The club can hold 400 people, which is far less than the number of people who want to see him.
“We are looking forward to opening the festival … at a club with a different atmosphere,” Hawtin says.
During last year’s Detroit Electronic Music Festival, Hawtin threw an afterparty, called Control, at City Club in Detroit. At sunrise the next day, people were still waiting at the door to get into the roughly 800-person venue.
Hawtin, who was raised in Windsor and is founder of Windsor-based recording labels Plus 8 and Minus Inc., has been releasing albums since the early 1990s and throwing sought-after parties in Detroit for nearly as long. His reputation stems from innovative production techniques and control over sounds generated on drum machines, synthesizers and other gadgetry.
He has recorded under other names, most famously as Plastikman, as well. By fusing the upbeat acid-house sounds of Chicago and Europe with darker Detroit sounds, the Plastikman sound in the mid-1990s became internationally recognized for its transformation of acid style into austere, bass-kicking landscapes.
The artist has revised his live-show equipment from the combination of turntables, effects processors and a Roland TR-909 drum machine that he has used in recent years to using a customized DJ mixer that his father helped design, says Clark Warner, label manager at Minus.
And Hawtin is planning to release a new Plastikman record in October, the first release under that moniker in several years.
DJ Magda and Minus’ Clark Warner are also scheduled to perform. Unlike Hawtin’s parties in Detroit, the party will start at 8 p.m. and close at 2 a.m. to accommodate Hawtin’s hours-long DJ sets.
People who bought tickets for Hawtin’s party in November can use their ticket stubs for a $5 discount off the $20 Necto ticket price.

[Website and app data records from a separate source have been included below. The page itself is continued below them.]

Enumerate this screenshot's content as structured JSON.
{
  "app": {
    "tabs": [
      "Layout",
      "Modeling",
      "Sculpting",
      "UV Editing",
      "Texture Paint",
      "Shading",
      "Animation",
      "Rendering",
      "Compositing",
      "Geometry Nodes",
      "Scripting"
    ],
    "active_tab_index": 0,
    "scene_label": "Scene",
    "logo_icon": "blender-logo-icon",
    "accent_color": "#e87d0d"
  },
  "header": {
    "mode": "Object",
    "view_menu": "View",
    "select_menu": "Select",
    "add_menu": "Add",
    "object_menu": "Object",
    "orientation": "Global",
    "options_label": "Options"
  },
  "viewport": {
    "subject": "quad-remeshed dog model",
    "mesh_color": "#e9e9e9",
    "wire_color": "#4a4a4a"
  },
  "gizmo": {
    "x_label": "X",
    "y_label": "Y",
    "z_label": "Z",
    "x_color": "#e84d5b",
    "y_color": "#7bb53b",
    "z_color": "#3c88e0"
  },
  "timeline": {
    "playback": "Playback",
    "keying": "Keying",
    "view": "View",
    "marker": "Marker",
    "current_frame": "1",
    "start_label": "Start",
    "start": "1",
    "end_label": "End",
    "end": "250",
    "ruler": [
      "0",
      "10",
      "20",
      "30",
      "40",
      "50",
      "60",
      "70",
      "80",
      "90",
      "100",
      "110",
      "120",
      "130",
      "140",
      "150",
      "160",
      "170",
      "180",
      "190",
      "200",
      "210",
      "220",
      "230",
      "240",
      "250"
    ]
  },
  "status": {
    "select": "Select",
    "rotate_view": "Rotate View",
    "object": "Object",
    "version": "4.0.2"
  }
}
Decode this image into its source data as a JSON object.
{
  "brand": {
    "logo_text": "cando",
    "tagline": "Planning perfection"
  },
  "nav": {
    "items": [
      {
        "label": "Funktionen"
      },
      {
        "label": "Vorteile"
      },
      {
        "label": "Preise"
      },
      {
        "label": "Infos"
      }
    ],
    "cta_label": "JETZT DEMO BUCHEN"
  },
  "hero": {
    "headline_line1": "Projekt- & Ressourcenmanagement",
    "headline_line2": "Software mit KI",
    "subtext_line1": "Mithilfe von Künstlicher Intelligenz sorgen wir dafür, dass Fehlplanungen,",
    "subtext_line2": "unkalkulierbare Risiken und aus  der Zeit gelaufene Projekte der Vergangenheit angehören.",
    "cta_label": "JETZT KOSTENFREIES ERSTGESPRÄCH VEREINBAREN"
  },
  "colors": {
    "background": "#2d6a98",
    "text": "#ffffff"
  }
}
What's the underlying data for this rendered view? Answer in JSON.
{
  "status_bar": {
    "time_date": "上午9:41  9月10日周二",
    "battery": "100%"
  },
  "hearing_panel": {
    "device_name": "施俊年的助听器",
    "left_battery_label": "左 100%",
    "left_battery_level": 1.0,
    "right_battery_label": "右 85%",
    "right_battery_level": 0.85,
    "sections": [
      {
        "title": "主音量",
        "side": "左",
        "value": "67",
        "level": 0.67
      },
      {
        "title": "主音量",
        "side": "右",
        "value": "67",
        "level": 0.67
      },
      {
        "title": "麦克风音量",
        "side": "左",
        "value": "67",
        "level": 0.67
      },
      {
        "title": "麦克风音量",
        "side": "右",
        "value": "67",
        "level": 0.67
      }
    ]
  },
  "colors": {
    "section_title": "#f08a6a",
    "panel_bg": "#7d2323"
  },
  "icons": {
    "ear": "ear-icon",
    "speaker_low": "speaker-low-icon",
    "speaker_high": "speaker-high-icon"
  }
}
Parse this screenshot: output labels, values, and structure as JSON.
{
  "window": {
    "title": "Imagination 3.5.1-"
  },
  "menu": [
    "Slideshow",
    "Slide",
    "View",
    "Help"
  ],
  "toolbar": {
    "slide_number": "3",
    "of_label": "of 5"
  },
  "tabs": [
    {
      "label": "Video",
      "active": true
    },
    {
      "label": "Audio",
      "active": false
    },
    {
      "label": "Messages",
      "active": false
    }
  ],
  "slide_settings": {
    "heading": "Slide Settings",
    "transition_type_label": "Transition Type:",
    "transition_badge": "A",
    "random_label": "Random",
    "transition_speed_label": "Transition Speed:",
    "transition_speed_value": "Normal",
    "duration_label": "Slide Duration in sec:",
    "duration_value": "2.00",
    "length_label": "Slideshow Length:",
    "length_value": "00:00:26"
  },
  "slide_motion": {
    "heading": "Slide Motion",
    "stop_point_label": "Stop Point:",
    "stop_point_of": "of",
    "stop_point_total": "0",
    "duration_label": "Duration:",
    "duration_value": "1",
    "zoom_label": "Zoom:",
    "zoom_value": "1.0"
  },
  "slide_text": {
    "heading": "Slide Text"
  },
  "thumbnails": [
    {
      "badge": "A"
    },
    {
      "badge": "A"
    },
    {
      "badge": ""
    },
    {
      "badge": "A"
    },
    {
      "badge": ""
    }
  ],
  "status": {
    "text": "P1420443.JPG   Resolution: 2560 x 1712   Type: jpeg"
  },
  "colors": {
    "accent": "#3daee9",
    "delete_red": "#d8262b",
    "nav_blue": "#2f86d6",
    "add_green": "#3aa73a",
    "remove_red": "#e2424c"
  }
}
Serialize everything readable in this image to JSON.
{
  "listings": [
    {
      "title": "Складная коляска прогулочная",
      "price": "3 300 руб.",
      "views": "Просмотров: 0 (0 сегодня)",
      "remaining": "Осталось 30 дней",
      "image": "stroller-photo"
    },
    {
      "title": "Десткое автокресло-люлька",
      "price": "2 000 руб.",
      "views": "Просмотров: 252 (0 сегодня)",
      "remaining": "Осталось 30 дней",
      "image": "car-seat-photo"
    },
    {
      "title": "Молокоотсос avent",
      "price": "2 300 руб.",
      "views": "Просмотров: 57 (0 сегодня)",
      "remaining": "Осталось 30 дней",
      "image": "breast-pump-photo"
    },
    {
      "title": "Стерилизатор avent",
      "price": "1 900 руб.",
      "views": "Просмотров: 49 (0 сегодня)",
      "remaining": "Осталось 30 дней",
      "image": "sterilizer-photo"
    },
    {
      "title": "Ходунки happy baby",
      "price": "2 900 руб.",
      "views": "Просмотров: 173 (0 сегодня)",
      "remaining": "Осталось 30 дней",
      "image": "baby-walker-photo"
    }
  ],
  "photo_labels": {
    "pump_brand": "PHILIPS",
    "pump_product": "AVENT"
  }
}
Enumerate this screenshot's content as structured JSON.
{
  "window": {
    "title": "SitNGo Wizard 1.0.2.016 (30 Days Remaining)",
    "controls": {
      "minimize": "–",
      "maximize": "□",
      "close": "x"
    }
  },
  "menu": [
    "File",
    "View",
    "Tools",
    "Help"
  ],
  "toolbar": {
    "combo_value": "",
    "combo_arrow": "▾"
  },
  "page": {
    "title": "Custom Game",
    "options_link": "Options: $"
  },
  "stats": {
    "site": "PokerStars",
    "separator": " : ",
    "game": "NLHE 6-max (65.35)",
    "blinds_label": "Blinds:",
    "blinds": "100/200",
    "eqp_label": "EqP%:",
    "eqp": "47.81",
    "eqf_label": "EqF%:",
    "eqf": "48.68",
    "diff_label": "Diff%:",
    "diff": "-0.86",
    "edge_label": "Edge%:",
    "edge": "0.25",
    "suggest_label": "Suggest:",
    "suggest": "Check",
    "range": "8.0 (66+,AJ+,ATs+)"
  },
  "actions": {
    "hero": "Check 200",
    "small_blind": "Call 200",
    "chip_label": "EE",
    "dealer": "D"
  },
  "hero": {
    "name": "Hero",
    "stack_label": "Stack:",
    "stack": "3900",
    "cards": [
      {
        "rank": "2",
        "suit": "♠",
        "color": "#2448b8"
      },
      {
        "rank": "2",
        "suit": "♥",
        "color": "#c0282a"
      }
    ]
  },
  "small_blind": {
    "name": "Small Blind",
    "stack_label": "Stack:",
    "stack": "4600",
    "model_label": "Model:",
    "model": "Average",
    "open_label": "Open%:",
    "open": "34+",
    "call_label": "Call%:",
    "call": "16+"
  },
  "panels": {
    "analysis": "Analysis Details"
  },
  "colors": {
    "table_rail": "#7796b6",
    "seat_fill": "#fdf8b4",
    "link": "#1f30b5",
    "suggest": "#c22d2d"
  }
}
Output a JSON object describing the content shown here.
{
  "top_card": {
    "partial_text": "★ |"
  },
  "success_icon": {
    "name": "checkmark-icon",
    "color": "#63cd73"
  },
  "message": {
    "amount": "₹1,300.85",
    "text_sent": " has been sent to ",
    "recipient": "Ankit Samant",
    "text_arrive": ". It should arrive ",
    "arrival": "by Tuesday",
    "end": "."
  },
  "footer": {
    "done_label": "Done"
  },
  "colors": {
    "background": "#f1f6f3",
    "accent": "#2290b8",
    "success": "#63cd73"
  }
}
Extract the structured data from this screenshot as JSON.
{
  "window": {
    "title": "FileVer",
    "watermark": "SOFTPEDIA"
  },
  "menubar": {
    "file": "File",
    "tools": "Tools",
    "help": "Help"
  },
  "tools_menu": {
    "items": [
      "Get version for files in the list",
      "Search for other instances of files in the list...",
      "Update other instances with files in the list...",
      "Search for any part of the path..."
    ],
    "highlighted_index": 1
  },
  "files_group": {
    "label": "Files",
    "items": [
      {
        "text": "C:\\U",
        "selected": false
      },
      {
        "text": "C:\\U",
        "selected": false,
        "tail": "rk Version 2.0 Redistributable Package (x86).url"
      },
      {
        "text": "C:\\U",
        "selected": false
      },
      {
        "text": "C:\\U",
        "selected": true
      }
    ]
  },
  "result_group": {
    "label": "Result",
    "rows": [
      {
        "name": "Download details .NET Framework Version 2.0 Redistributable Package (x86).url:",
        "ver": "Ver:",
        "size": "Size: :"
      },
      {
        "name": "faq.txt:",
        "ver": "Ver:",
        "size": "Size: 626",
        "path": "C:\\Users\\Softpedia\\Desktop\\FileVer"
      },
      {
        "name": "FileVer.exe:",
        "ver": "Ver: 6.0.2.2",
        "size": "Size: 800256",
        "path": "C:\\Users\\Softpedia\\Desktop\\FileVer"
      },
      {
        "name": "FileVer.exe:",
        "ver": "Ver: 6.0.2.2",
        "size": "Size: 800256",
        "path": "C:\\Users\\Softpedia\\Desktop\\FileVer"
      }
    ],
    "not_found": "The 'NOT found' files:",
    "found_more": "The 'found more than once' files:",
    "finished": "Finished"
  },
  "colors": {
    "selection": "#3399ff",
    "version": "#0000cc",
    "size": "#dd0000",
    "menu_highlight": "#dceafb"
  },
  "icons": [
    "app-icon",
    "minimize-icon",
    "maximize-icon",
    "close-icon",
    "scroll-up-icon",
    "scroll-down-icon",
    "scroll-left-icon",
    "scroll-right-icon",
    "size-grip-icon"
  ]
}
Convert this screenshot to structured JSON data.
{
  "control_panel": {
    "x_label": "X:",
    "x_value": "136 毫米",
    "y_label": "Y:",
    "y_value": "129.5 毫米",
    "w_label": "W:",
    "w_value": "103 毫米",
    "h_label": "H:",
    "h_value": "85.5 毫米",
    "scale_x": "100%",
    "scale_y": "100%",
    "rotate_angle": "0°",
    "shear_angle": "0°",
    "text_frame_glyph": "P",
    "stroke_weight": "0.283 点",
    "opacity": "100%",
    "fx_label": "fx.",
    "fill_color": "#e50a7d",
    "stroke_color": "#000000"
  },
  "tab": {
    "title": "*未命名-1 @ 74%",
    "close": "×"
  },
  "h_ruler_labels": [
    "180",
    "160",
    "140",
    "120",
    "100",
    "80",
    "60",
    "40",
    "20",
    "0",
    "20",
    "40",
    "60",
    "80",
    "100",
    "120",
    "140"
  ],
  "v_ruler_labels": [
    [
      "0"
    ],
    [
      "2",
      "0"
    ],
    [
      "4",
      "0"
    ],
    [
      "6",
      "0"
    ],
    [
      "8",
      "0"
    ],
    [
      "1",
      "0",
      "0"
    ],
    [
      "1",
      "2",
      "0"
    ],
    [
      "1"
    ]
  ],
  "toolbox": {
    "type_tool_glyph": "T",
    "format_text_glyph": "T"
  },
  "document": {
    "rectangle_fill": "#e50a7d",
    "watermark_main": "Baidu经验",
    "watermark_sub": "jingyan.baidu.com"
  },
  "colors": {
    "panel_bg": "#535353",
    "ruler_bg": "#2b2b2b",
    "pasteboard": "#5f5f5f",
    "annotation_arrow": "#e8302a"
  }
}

“We’re used to these kinds of shows. For Paul van Dyk, we turned away about 600 people,” says Bryan Mellberg, managing partner at Necto. “Electronic music fans are polite and well-behaved.”